Adrian Streete

This chapter considers two questions what is Christian liberty and is it compatible with female rule, as they were debated in early modern Europe. It also considers the work of a number of English and Scottish Protestant political theologians during the 1550s. As Constance Jordan writes about the political and spiritual status of early modern women: 'In the language of Renaissance political thought, she is a persona mixta: her natural and political self balanced by her spiritual self '. The chapter argues that in each man's discussion of female rule in the Bible, the authority of women is regularly deprecated at a patriarchal level. Biblical exegesis and contemporary reality become intertwined: thraldom and slavery are the antonyms of Christian liberty.
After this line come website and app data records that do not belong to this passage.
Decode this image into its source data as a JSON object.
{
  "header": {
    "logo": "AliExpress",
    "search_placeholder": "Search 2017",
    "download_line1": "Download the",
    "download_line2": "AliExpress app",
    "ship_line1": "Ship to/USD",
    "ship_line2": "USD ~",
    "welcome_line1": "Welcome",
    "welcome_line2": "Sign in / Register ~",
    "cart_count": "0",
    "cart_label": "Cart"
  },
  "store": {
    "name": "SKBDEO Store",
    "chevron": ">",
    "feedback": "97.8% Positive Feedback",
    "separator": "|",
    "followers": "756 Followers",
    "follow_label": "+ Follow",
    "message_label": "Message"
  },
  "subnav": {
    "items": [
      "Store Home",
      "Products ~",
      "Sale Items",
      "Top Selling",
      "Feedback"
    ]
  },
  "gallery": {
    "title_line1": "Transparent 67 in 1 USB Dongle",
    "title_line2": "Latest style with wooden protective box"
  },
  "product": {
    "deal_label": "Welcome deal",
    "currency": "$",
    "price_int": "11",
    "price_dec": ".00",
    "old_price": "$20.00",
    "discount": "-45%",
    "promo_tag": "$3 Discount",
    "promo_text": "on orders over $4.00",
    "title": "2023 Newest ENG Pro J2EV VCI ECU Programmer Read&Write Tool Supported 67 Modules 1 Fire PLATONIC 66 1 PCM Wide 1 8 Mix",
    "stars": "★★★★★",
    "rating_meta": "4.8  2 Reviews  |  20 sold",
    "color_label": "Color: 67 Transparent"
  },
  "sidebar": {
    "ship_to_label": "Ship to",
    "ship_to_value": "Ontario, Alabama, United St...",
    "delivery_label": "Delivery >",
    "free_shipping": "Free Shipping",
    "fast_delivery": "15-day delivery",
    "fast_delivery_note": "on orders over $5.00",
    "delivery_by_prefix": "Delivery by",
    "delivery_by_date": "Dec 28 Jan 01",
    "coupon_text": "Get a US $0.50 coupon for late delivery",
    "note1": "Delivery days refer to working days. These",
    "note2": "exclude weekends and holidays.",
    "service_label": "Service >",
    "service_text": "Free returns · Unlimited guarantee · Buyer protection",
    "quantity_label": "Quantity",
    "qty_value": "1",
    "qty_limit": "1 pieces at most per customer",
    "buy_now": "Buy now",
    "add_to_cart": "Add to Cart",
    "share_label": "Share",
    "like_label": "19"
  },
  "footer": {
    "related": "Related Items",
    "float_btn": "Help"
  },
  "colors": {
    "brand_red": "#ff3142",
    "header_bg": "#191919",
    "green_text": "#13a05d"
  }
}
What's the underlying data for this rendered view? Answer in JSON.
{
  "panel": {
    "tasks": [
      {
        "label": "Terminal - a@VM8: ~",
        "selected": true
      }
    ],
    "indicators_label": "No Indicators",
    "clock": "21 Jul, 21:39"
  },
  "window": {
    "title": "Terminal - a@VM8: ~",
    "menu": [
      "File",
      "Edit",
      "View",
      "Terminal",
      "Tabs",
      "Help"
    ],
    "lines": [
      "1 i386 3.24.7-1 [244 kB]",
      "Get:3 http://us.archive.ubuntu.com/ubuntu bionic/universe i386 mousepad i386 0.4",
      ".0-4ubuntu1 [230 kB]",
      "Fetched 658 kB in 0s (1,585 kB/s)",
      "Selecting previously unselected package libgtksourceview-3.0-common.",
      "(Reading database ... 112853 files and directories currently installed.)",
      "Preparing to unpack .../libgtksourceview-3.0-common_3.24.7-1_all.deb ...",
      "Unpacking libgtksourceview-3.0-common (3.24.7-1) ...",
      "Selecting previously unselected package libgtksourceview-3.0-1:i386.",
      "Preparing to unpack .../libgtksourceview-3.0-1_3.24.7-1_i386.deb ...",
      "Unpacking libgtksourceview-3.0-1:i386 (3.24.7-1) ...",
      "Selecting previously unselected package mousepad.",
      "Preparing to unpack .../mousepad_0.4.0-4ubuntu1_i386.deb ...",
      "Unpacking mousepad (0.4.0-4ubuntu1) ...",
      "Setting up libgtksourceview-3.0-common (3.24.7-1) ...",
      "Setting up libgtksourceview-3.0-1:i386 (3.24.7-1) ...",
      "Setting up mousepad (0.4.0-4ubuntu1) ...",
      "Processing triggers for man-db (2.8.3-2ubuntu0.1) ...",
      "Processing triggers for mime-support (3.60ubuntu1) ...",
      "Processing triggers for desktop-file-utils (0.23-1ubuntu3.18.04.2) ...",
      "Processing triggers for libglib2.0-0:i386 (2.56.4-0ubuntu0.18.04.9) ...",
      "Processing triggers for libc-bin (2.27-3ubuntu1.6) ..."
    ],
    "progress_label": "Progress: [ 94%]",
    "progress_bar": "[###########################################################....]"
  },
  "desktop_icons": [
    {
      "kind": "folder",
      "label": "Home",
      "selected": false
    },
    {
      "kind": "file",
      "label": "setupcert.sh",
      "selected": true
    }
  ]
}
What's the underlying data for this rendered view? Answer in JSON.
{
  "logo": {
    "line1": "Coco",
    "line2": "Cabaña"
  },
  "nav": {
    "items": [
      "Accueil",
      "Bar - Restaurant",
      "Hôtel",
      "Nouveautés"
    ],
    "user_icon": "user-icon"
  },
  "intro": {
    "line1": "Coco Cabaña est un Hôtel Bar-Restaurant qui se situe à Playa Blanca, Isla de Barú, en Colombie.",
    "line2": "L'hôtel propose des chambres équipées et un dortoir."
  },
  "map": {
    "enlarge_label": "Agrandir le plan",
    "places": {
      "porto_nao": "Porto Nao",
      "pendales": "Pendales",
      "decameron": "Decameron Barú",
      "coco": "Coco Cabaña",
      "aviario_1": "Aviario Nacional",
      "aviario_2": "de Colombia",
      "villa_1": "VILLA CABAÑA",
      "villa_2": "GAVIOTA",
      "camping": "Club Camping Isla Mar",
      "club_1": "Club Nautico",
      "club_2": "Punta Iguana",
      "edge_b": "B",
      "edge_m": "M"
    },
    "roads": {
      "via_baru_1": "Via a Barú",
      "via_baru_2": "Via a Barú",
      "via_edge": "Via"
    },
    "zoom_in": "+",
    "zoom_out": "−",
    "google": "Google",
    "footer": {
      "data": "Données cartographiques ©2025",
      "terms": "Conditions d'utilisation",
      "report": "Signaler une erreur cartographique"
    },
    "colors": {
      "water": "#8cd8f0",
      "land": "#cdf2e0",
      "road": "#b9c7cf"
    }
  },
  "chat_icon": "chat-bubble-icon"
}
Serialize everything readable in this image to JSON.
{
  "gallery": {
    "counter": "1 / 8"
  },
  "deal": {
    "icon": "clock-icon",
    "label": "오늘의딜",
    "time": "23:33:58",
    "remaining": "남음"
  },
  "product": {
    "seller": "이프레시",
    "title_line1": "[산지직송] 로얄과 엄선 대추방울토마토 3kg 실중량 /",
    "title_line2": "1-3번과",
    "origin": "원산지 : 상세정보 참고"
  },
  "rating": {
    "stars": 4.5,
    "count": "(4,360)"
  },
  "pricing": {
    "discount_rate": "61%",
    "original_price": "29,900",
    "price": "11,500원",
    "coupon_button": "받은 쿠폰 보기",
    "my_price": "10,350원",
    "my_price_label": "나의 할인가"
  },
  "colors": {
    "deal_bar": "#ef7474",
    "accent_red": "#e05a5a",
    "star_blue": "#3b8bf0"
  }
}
Mary Tudor, and her biblical antecedents like Jezebel, stand as wilful deniers of Christian liberty in the secular realm.

in Biblical women in early modern literary culture 1550–1700